The child with deaf-blindness could meaningfully participate in theplay centers but his goals would be different from the other children.For example, while the other children pretend to be animals, the childcould "rub" or "pat" them as if he was the farmer they come to for attention.In the Art Center he could "pat" and "pull" modeling clay to help a classmateform an animal shape. At recess he could direct the other children to "pull"him in the wagon or practice pulling them with help from a classmate. Theteacher for the hearing impaired or other staff could help him to learnto vocalize to get the other children's attention before he signs "stop"or "go". In the Science Center he could use his vision to find objectsin the sandbox. Then he could "open" and "close" the door to the toy barn,"pour" sand on the toy animals, "pull" the shovel out of the sand, etc.
When he visits the farm with the other children he would experiencethe differing size, textures and smells of the animals, but his goal mightbe to use his cane or sighted-guide technique in unfamiliar environments.If field trips are regular events, he might also learn a field trip routine.Unless he actually lives on a farm, learning about the animals and whatthey do will be of little value to him even though it may be a very pleasurableevent.
Obviously this child will require a great deal of individual support.Initially this may need to be provided by the teaching staff. However,if good interaction and communication skills are modeled for the otherstudents and an effort is made to draw them into successful play situationstogether, they may be able to provide instructional support for some activities.
The educational needs of a child with deaf-blindness are unique.
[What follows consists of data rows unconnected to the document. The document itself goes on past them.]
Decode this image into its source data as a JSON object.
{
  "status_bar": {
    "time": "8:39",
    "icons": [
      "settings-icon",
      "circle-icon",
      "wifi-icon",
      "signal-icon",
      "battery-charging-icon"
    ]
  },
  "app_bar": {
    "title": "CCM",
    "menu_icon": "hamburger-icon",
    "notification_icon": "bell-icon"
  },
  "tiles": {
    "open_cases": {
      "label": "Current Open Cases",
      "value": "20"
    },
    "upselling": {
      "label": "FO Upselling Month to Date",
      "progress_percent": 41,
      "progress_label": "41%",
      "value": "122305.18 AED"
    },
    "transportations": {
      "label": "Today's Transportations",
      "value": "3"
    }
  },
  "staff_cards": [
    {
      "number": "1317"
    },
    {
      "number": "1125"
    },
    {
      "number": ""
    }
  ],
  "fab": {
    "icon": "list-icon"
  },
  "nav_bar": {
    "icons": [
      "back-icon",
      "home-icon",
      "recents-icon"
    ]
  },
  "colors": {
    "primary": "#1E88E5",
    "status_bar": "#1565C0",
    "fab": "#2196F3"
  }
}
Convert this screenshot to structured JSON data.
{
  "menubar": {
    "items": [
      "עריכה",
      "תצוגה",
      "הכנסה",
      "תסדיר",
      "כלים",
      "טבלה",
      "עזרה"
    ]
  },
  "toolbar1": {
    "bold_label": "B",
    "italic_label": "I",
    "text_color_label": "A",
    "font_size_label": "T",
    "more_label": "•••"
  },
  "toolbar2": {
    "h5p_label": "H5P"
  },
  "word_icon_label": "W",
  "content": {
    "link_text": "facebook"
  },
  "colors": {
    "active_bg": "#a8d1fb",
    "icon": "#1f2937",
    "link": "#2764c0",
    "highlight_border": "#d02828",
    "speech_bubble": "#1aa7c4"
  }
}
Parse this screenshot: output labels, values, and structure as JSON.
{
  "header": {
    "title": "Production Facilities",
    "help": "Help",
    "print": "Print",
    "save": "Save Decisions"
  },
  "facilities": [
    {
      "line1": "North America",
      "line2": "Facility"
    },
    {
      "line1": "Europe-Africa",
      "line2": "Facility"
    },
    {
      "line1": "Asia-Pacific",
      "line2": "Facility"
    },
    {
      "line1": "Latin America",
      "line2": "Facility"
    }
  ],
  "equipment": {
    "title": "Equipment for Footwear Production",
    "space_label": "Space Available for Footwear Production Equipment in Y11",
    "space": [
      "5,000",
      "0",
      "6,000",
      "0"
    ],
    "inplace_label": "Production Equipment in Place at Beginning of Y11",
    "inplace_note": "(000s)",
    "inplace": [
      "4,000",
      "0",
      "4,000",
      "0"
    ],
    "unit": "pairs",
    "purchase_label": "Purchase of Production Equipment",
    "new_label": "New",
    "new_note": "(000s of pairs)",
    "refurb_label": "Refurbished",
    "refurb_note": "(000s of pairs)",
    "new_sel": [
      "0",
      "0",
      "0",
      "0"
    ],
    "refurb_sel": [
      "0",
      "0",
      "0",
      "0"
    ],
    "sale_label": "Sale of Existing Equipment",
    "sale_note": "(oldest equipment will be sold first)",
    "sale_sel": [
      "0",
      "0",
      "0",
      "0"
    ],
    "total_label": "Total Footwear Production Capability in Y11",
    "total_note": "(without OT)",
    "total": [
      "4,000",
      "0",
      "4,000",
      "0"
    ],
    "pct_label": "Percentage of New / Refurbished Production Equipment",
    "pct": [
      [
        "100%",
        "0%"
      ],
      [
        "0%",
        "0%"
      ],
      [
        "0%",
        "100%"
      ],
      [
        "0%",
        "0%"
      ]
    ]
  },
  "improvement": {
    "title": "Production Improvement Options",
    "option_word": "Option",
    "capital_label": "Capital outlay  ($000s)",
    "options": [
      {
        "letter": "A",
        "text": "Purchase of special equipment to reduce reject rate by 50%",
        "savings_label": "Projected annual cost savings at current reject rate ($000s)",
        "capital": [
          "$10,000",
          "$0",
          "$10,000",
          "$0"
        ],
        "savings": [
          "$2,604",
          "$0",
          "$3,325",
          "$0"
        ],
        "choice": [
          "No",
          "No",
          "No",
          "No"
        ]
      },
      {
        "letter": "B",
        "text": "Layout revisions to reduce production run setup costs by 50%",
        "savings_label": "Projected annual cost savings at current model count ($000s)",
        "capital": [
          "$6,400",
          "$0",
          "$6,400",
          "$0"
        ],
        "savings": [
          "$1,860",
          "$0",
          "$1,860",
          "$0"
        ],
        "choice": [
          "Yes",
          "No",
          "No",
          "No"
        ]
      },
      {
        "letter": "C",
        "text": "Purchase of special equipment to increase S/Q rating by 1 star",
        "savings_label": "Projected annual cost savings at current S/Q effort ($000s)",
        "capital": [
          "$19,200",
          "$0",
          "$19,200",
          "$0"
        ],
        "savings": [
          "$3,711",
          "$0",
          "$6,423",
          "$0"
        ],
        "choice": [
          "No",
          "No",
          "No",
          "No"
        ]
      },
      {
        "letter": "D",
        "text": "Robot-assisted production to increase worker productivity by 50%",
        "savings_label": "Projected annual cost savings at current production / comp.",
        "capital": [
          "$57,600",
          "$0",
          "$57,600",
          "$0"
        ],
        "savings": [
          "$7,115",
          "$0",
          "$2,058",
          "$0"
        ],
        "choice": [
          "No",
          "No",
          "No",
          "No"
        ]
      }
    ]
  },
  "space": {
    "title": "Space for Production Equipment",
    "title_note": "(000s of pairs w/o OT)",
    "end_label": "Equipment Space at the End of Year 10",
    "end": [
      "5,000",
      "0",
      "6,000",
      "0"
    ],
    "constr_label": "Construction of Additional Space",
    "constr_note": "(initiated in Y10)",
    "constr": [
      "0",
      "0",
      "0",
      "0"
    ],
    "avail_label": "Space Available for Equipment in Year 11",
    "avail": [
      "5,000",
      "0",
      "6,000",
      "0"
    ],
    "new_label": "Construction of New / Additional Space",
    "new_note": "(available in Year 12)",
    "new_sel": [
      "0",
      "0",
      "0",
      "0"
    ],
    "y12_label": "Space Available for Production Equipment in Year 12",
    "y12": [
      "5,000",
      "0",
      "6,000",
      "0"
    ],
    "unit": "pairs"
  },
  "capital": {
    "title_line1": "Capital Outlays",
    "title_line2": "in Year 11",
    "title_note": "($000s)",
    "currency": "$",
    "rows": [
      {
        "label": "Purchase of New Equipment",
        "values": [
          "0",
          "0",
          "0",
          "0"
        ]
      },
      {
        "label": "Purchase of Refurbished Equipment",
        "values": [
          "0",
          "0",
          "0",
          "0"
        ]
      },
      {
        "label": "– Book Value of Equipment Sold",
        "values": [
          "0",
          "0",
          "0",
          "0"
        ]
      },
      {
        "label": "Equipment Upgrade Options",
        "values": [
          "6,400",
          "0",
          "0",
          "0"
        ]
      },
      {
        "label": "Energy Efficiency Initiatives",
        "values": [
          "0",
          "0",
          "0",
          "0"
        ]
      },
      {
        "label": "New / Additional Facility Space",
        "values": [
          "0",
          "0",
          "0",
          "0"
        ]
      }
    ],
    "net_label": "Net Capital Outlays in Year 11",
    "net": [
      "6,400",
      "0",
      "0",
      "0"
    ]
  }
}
Teacherswithout specific training in the area of deaf-blindness may be unable toappropriately program to meet these needs without specialized trainingand support. Few school districts have even one teacher with this kindof specialized knowledge. In addressing the child's education from birth- 21 a large number of teachers and support staff as well as communitymembers and human service staff must work with the child. However, if hisunique learning style is not addressed, the child with deaf-blindness isat risk for being excluded from the classroom, the family and the community.
This article originally appeared in the January 1995 edition of P. S.NEWS!!! published by the Texas School for the Blind Visually ImpairedDeaf-Blind Project.
This document is from the Outreach Servicesfrom
Texas School for the Blind and Visually Impaired.